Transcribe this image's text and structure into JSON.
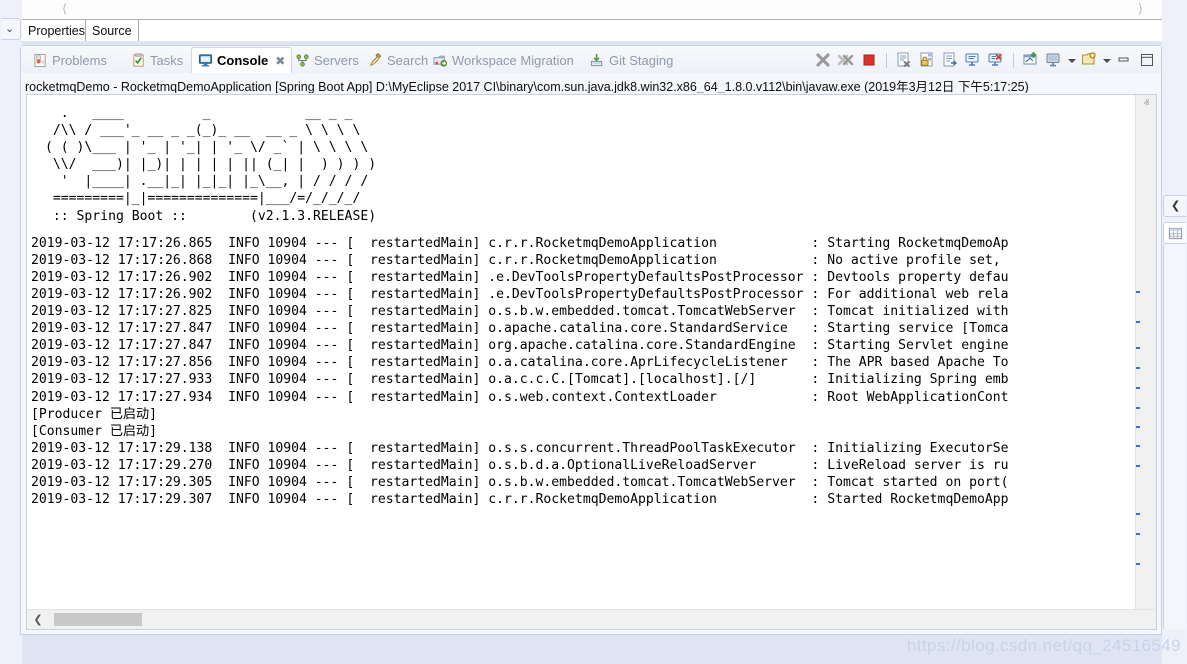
{
  "editor": {
    "nav_left_icon": "chevron-left-icon",
    "nav_right_icon": "chevron-right-icon",
    "tabs": [
      {
        "label": "Properties",
        "active": false
      },
      {
        "label": "Source",
        "active": true
      }
    ]
  },
  "view_tabs": [
    {
      "label": "Problems",
      "icon": "problems-icon",
      "active": false
    },
    {
      "label": "Tasks",
      "icon": "tasks-icon",
      "active": false
    },
    {
      "label": "Console",
      "icon": "console-icon",
      "active": true,
      "close": "✖"
    },
    {
      "label": "Servers",
      "icon": "servers-icon",
      "active": false
    },
    {
      "label": "Search",
      "icon": "search-icon",
      "active": false
    },
    {
      "label": "Workspace Migration",
      "icon": "workspace-migration-icon",
      "active": false
    },
    {
      "label": "Git Staging",
      "icon": "git-staging-icon",
      "active": false
    }
  ],
  "toolbar": [
    {
      "name": "terminate-icon",
      "tip": "Terminate"
    },
    {
      "name": "remove-all-terminated-icon",
      "tip": "Remove All Terminated Launches"
    },
    {
      "name": "stop-icon",
      "tip": "Stop"
    },
    {
      "name": "separator-1",
      "tip": ""
    },
    {
      "name": "clear-console-icon",
      "tip": "Clear Console"
    },
    {
      "name": "scroll-lock-icon",
      "tip": "Scroll Lock"
    },
    {
      "name": "word-wrap-icon",
      "tip": "Word Wrap"
    },
    {
      "name": "show-console-on-output-icon",
      "tip": "Show Console When Standard Out Changes"
    },
    {
      "name": "show-console-on-error-icon",
      "tip": "Show Console When Standard Error Changes"
    },
    {
      "name": "separator-2",
      "tip": ""
    },
    {
      "name": "pin-console-icon",
      "tip": "Pin Console"
    },
    {
      "name": "display-selected-console-icon",
      "tip": "Display Selected Console"
    },
    {
      "name": "display-selected-console-caret",
      "tip": ""
    },
    {
      "name": "open-console-icon",
      "tip": "Open Console"
    },
    {
      "name": "open-console-caret",
      "tip": ""
    },
    {
      "name": "minimize-icon",
      "tip": "Minimize"
    },
    {
      "name": "maximize-icon",
      "tip": "Maximize"
    }
  ],
  "console": {
    "title": "rocketmqDemo - RocketmqDemoApplication [Spring Boot App] D:\\MyEclipse 2017 CI\\binary\\com.sun.java.jdk8.win32.x86_64_1.8.0.v112\\bin\\javaw.exe (2019年3月12日 下午5:17:25)",
    "banner": "  .   ____          _            __ _ _\n /\\\\ / ___'_ __ _ _(_)_ __  __ _ \\ \\ \\ \\\n( ( )\\___ | '_ | '_| | '_ \\/ _` | \\ \\ \\ \\\n \\\\/  ___)| |_)| | | | | || (_| |  ) ) ) )\n  '  |____| .__|_| |_|_| |_\\__, | / / / /\n =========|_|==============|___/=/_/_/_/",
    "banner_footer": " :: Spring Boot ::        (v2.1.3.RELEASE)",
    "log_lines": [
      "2019-03-12 17:17:26.865  INFO 10904 --- [  restartedMain] c.r.r.RocketmqDemoApplication            : Starting RocketmqDemoAp",
      "2019-03-12 17:17:26.868  INFO 10904 --- [  restartedMain] c.r.r.RocketmqDemoApplication            : No active profile set,",
      "2019-03-12 17:17:26.902  INFO 10904 --- [  restartedMain] .e.DevToolsPropertyDefaultsPostProcessor : Devtools property defau",
      "2019-03-12 17:17:26.902  INFO 10904 --- [  restartedMain] .e.DevToolsPropertyDefaultsPostProcessor : For additional web rela",
      "2019-03-12 17:17:27.825  INFO 10904 --- [  restartedMain] o.s.b.w.embedded.tomcat.TomcatWebServer  : Tomcat initialized with",
      "2019-03-12 17:17:27.847  INFO 10904 --- [  restartedMain] o.apache.catalina.core.StandardService   : Starting service [Tomca",
      "2019-03-12 17:17:27.847  INFO 10904 --- [  restartedMain] org.apache.catalina.core.StandardEngine  : Starting Servlet engine",
      "2019-03-12 17:17:27.856  INFO 10904 --- [  restartedMain] o.a.catalina.core.AprLifecycleListener   : The APR based Apache To",
      "2019-03-12 17:17:27.933  INFO 10904 --- [  restartedMain] o.a.c.c.C.[Tomcat].[localhost].[/]       : Initializing Spring emb",
      "2019-03-12 17:17:27.934  INFO 10904 --- [  restartedMain] o.s.web.context.ContextLoader            : Root WebApplicationCont",
      "[Producer 已启动]",
      "[Consumer 已启动]",
      "2019-03-12 17:17:29.138  INFO 10904 --- [  restartedMain] o.s.s.concurrent.ThreadPoolTaskExecutor  : Initializing ExecutorSe",
      "2019-03-12 17:17:29.270  INFO 10904 --- [  restartedMain] o.s.b.d.a.OptionalLiveReloadServer       : LiveReload server is ru",
      "2019-03-12 17:17:29.305  INFO 10904 --- [  restartedMain] o.s.b.w.embedded.tomcat.TomcatWebServer  : Tomcat started on port(",
      "2019-03-12 17:17:29.307  INFO 10904 --- [  restartedMain] c.r.r.RocketmqDemoApplication            : Started RocketmqDemoApp"
    ],
    "vscroll": {
      "up_arrow": "ⱏ",
      "down_arrow": "ⱟ",
      "marker_color": "#3b6fd4",
      "markers_y": [
        196,
        226,
        252,
        272,
        292,
        312,
        331,
        350,
        370,
        418,
        438,
        468
      ]
    },
    "hscroll": {
      "left_arrow": "❮"
    }
  },
  "rails": {
    "left_chevron": "⌄",
    "right_chevron": "❮",
    "right_panel_icon": "table-view-icon"
  },
  "watermark": "https://blog.csdn.net/qq_24516549",
  "colors": {
    "panel_bg": "#eef1f9",
    "console_bg": "#ffffff",
    "accent_blue": "#3b6fd4",
    "text": "#000000",
    "tab_inactive_text": "#8f99ab"
  }
}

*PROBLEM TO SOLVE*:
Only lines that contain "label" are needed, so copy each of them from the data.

*YOUR RESPONSE*:
        "label": "Properties",
        "label": "Source",
      "label": "Problems",
      "label": "Tasks",
      "label": "Console",
      "label": "Servers",
      "label": "Search",
      "label": "Workspace Migration",
      "label": "Git Staging",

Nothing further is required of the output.